Among the entries, which lines carry the string "this"? Copy each of them.

Excerpts from an interface dataset:
•••

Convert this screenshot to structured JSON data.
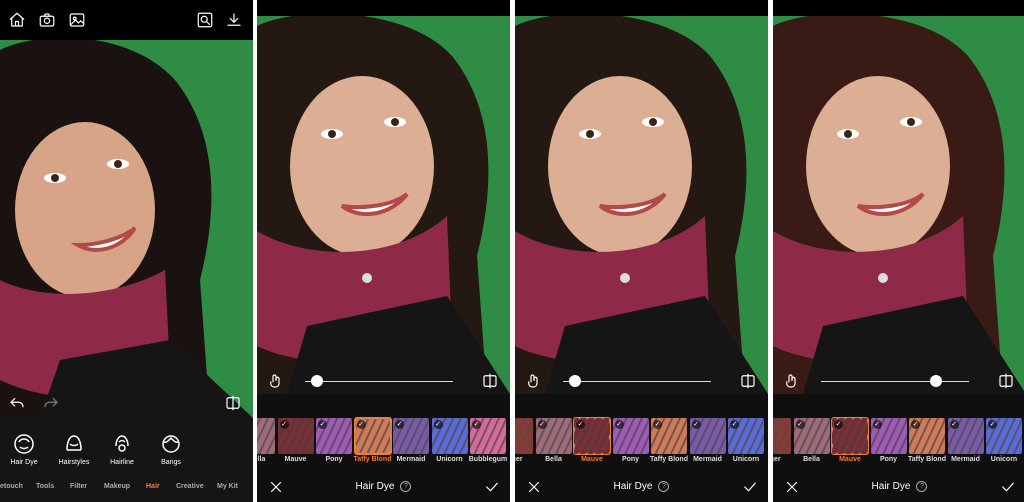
{
  "panel1": {
    "tools": [
      {
        "label": "Hair Dye",
        "icon": "hair-dye-icon"
      },
      {
        "label": "Hairstyles",
        "icon": "hairstyles-icon"
      },
      {
        "label": "Hairline",
        "icon": "hairline-icon"
      },
      {
        "label": "Bangs",
        "icon": "bangs-icon"
      }
    ],
    "categories": [
      "etouch",
      "Tools",
      "Filter",
      "Makeup",
      "Hair",
      "Creative",
      "My Kit"
    ],
    "active_category": "Hair"
  },
  "panel2": {
    "swatches": [
      {
        "label": "Bella",
        "color": "#a06a78"
      },
      {
        "label": "Mauve",
        "color": "#7a2a32"
      },
      {
        "label": "Pony",
        "color": "#a05ab8"
      },
      {
        "label": "Taffy Blond",
        "color": "#d27a55"
      },
      {
        "label": "Mermaid",
        "color": "#7a5aa8"
      },
      {
        "label": "Unicorn",
        "color": "#5a6ad8"
      },
      {
        "label": "Bubblegum",
        "color": "#d86a9a"
      }
    ],
    "selected": "Taffy Blond",
    "slider": 0.08,
    "title": "Hair Dye"
  },
  "panel3": {
    "swatches": [
      {
        "label": "nger",
        "color": "#8a3a32"
      },
      {
        "label": "Bella",
        "color": "#a06a78"
      },
      {
        "label": "Mauve",
        "color": "#7a2a32"
      },
      {
        "label": "Pony",
        "color": "#a05ab8"
      },
      {
        "label": "Taffy Blond",
        "color": "#d27a55"
      },
      {
        "label": "Mermaid",
        "color": "#7a5aa8"
      },
      {
        "label": "Unicorn",
        "color": "#5a6ad8"
      }
    ],
    "selected": "Mauve",
    "slider": 0.08,
    "title": "Hair Dye"
  },
  "panel4": {
    "swatches": [
      {
        "label": "nger",
        "color": "#8a3a32"
      },
      {
        "label": "Bella",
        "color": "#a06a78"
      },
      {
        "label": "Mauve",
        "color": "#7a2a32"
      },
      {
        "label": "Pony",
        "color": "#a05ab8"
      },
      {
        "label": "Taffy Blond",
        "color": "#d27a55"
      },
      {
        "label": "Mermaid",
        "color": "#7a5aa8"
      },
      {
        "label": "Unicorn",
        "color": "#5a6ad8"
      }
    ],
    "selected": "Mauve",
    "slider": 0.78,
    "title": "Hair Dye"
  },
  "colors": {
    "accent": "#f07b34",
    "background": "#2f8c45"
  }
}
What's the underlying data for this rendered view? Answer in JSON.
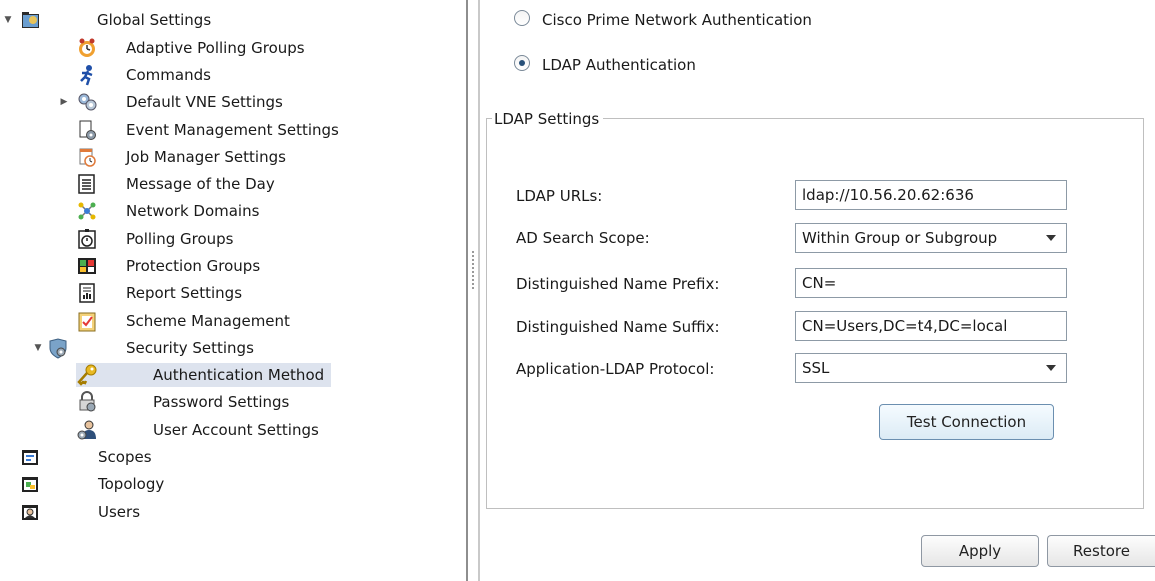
{
  "tree": {
    "root": {
      "label": "Global Settings",
      "expanded": true
    },
    "items": [
      {
        "label": "Adaptive Polling Groups",
        "icon": "clock-gear-icon"
      },
      {
        "label": "Commands",
        "icon": "running-man-icon"
      },
      {
        "label": "Default VNE Settings",
        "icon": "gear-cluster-icon",
        "collapsed": true
      },
      {
        "label": "Event Management Settings",
        "icon": "document-gear-icon"
      },
      {
        "label": "Job Manager Settings",
        "icon": "calendar-clock-icon"
      },
      {
        "label": "Message of the Day",
        "icon": "message-list-icon"
      },
      {
        "label": "Network Domains",
        "icon": "network-nodes-icon"
      },
      {
        "label": "Polling Groups",
        "icon": "stopwatch-icon"
      },
      {
        "label": "Protection Groups",
        "icon": "protection-group-icon"
      },
      {
        "label": "Report Settings",
        "icon": "report-icon"
      },
      {
        "label": "Scheme Management",
        "icon": "clipboard-check-icon"
      },
      {
        "label": "Security Settings",
        "icon": "shield-gear-icon",
        "expanded": true
      }
    ],
    "security_children": [
      {
        "label": "Authentication Method",
        "icon": "key-icon",
        "selected": true
      },
      {
        "label": "Password Settings",
        "icon": "lock-gear-icon"
      },
      {
        "label": "User Account Settings",
        "icon": "user-gear-icon"
      }
    ],
    "top_level": [
      {
        "label": "Scopes",
        "icon": "scopes-folder-icon"
      },
      {
        "label": "Topology",
        "icon": "topology-folder-icon"
      },
      {
        "label": "Users",
        "icon": "users-folder-icon"
      }
    ]
  },
  "auth": {
    "option_cpn": "Cisco Prime Network Authentication",
    "option_ldap": "LDAP Authentication",
    "selected": "ldap"
  },
  "ldap": {
    "legend": "LDAP Settings",
    "urls_label": "LDAP URLs:",
    "urls_value": "ldap://10.56.20.62:636",
    "scope_label": "AD Search Scope:",
    "scope_value": "Within Group or Subgroup",
    "prefix_label": "Distinguished Name Prefix:",
    "prefix_value": "CN=",
    "suffix_label": "Distinguished Name Suffix:",
    "suffix_value": "CN=Users,DC=t4,DC=local",
    "protocol_label": "Application-LDAP Protocol:",
    "protocol_value": "SSL",
    "test_button": "Test Connection"
  },
  "footer": {
    "apply": "Apply",
    "restore": "Restore"
  }
}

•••

◆ Exercise output
Convert this screenshot to structured JSON data.
What's the underlying data for this rendered view? Answer in JSON.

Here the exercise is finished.